In the method shown in FIGS. 8-9, the substrate is coated with a mixture of chiral nematic monomers, which mixture is subsequently exposed via the mask 36 (by means of, for example UV radiation 37 again incident at an angle of 45 degrees) up to a temperature below the isotropic transition temperature. The chiral nematic ordering is thereby locally frozen (areas 30) Subsequently, the assembly is heated to a temperature above the isotropic transition temperature (by means of, for example thermal radiation) so that the unexposed parts 39 become isotropic and are fixed to a polymer network by means of local illumination 38 (flood exposure).
Finally, the method shown in FIG. 10 makes use of “photo-isomerizable”chiral nematic polymers, a layer of which is provided again between a basic substrate and a coating. The material is chosen to be such (pitch, refractive indices) that it reflects the desired wavelength. By local UV illumination via the mask 36, the value of the reflected wavelength shifts to higher values, for example, to infrared. The unexposed parts 30 continue reflecting the desired wavelength, while the other reflection is not visible to the human eye.

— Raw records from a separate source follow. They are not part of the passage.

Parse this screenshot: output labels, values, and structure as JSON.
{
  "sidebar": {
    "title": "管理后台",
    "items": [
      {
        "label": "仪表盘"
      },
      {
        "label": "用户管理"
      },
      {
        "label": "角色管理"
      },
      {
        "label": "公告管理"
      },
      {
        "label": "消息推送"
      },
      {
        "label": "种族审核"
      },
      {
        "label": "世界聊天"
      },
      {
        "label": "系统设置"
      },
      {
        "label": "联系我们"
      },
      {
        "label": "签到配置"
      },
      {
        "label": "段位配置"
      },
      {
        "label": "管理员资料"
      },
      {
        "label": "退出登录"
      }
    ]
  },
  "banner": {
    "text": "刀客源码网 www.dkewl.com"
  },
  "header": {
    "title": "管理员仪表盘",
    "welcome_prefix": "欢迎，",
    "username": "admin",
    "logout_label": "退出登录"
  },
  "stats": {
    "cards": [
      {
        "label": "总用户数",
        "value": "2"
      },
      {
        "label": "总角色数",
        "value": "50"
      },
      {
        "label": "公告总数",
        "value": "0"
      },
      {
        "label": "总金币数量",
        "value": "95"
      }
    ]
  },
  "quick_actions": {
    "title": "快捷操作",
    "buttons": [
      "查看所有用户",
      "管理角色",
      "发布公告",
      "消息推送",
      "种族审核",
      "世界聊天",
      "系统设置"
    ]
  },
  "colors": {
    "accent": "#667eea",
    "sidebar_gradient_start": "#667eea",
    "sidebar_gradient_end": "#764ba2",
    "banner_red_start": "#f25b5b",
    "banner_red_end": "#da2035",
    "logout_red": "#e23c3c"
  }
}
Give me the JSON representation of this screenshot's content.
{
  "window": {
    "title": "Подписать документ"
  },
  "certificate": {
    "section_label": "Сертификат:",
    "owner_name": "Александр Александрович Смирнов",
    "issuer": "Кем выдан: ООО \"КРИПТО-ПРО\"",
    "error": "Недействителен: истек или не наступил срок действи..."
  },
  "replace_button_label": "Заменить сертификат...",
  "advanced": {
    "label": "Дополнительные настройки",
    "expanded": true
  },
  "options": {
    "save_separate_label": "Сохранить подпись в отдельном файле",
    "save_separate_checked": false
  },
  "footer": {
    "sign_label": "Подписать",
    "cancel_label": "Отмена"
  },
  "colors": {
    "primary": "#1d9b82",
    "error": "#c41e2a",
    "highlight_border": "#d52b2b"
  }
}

The protective scope of the invention is not limited to the embodiments described. It has already been noted that elliptically polarized light may be used alternatively, although this is at the expense of the suppression of stray light. Also, other electro-optical effects may be used, for example, electrochromic effects. As mentioned in the opening paragraph a display comprising deformable mirrors may be used as well. Circularly polarized light may also be obtained in the optical waveguide by providing a (pattern of) ¼λ plate(s), combined with (a) linear reflector and/or mirror(s). The invention resides in each and every novel characteristic feature and each and every combination of characteristic features. Reference numerals in the claims do not limit their protective scope. Use of the verb “comprise” and its conjugations does not exclude the presence of elements other than those mentioned in the claims. Use of the article “a” or “an” preceding an element does not exclude the presence of a plurality of such elements.